While attending Yale, Coy was also secretly a member of The Yale Whiffenpoofs, the oldest collegiate a cappella group in the United States. Coy was described as "a song lover with a good ear and a nice tenor voice." To "cover the heresy" of his joining the Whiffenpoofs, he was given the title "Perpetual Guest." He also became a member of Skull and Bones.
In the fall of 1910, Coy returned to New Haven as Yale's football coach. The 1910 team finished with a record of 6–2–2.
After a year coaching Yale's football team, Coy began a business career as a stock broker and in the insurance business. He also wrote football articles for the New York World, Boston Globe, San Francisco Herald, and St. Nicholas Magazine.
Coy's first wife, Sophie Meldrim, divorced him in 1925.
In 1925, Coy was secretly married to the noted movie actress Jeanne Eagels. At the time, Coy was employed by a New York City insurance firm, Smythe, Sanford & Gerard, and was one of the most admired men in the United States. Coy's marriage to Eagels was rocky, and Eagels had a reputation for drinking and erratic behavior. Eagels sued for divorce in February 1928 on grounds of cruelty, alleging that Coy had assaulted her, had broken her jaw and threatened her with the words (to) "ruin that beautiful face of yours"(Eagels) in order to stop the forward progress of her movie career. Coy pleaded no contest in the divorce action and moved to Texas. Eagels died the following year at age 39 from an overdose of heroin.
In August 1928, Coy married his third wife, 21-year-old Lottie Bruhn of El Paso, Texas.
Coy died in September 1935 at age 47. Several months after his death, Time magazine ran a story about Coy's widow selling his most prized possessions to a pawnshop:
"Into an Oklahoma City pawnshop stepped a pretty young woman to borrow money on a wedding ring, a gold medal, a gold football, a pin of Yale's famed Skull & Bones Society. Each was engraved: E. H. COY—YALE U. 'Could it be Ted Coy, the Yale athlete?' ventured the pawnbroker. Yes,' said the girl, 'I am his wife.' Last week, as the pawnbroker wrote to Skull & Bones in New Haven which immediately bought Coy's relics, newshawks hustled around to see Lottie Bruhn Coy, found her working as a servant. Said she: 'Yes, I'm Mrs. Ted Coy. How on earth did you find me here? ... I haven't any money. ... Once I went five days in this town without a bite to eat. . . . I thank God for a sense of humor. If I didn't have it I'd have been bad off these months since Ted died. ...'"

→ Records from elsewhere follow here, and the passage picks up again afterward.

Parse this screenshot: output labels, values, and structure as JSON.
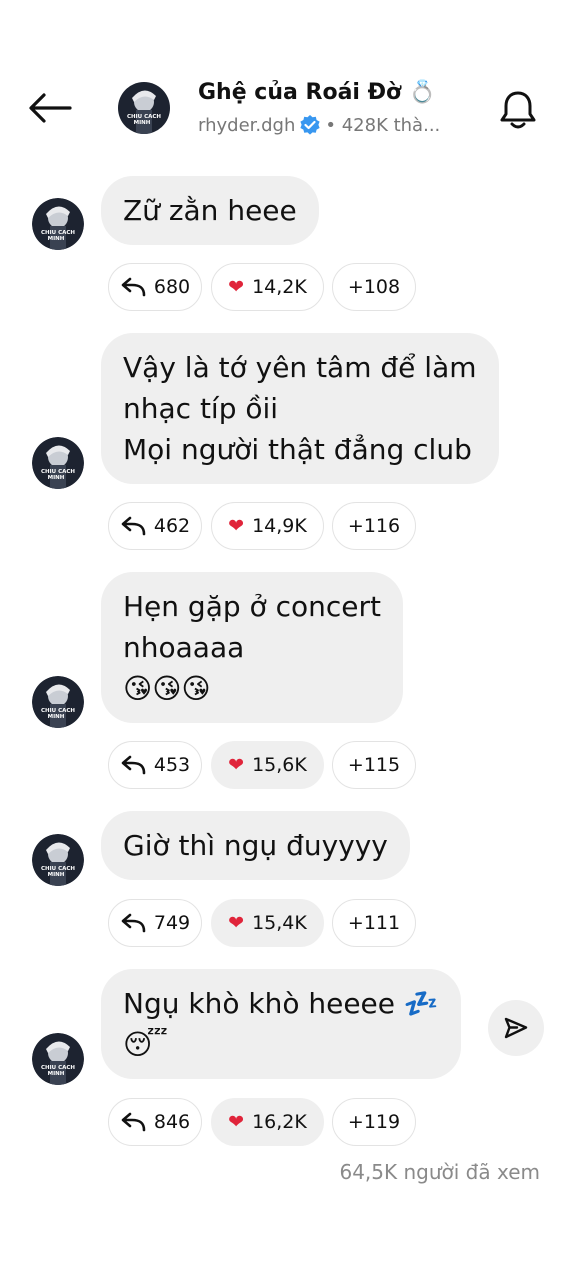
{
  "header": {
    "title": "Ghệ của Roái Đờ 💍",
    "handle": "rhyder.dgh",
    "followers": "• 428K thà..."
  },
  "avatar_text": [
    "CHIU CACH",
    "MINH"
  ],
  "messages": [
    {
      "lines": [
        "Zữ zằn heee"
      ],
      "reply_count": "680",
      "like_count": "14,2K",
      "reactions_more": "+108"
    },
    {
      "lines": [
        "Vậy là tớ yên tâm để làm",
        "nhạc típ ồii",
        "Mọi người thật đẳng club"
      ],
      "reply_count": "462",
      "like_count": "14,9K",
      "reactions_more": "+116"
    },
    {
      "lines": [
        "Hẹn gặp ở concert",
        "nhoaaaa",
        "😘😘😘"
      ],
      "reply_count": "453",
      "like_count": "15,6K",
      "reactions_more": "+115"
    },
    {
      "lines": [
        "Giờ thì ngụ đuyyyy"
      ],
      "reply_count": "749",
      "like_count": "15,4K",
      "reactions_more": "+111"
    },
    {
      "lines": [
        "Ngụ khò khò heeee 💤",
        "😴"
      ],
      "reply_count": "846",
      "like_count": "16,2K",
      "reactions_more": "+119"
    }
  ],
  "views": "64,5K người đã xem",
  "icons": {
    "back": "arrow-left-icon",
    "bell": "bell-icon",
    "reply": "reply-arrow-icon",
    "heart": "heart-icon",
    "send": "send-icon",
    "verified": "verified-badge-icon"
  },
  "colors": {
    "bubble": "#efefef",
    "heart": "#e0243a",
    "verified": "#3897f0",
    "muted": "#8a8a8a"
  }
}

Coy was a boyhood hero of F. Scott Fitzgerald, and the character Ted Fay in Fitzgerald's 1928 short story The Freshest Boy was loosely based on Coy.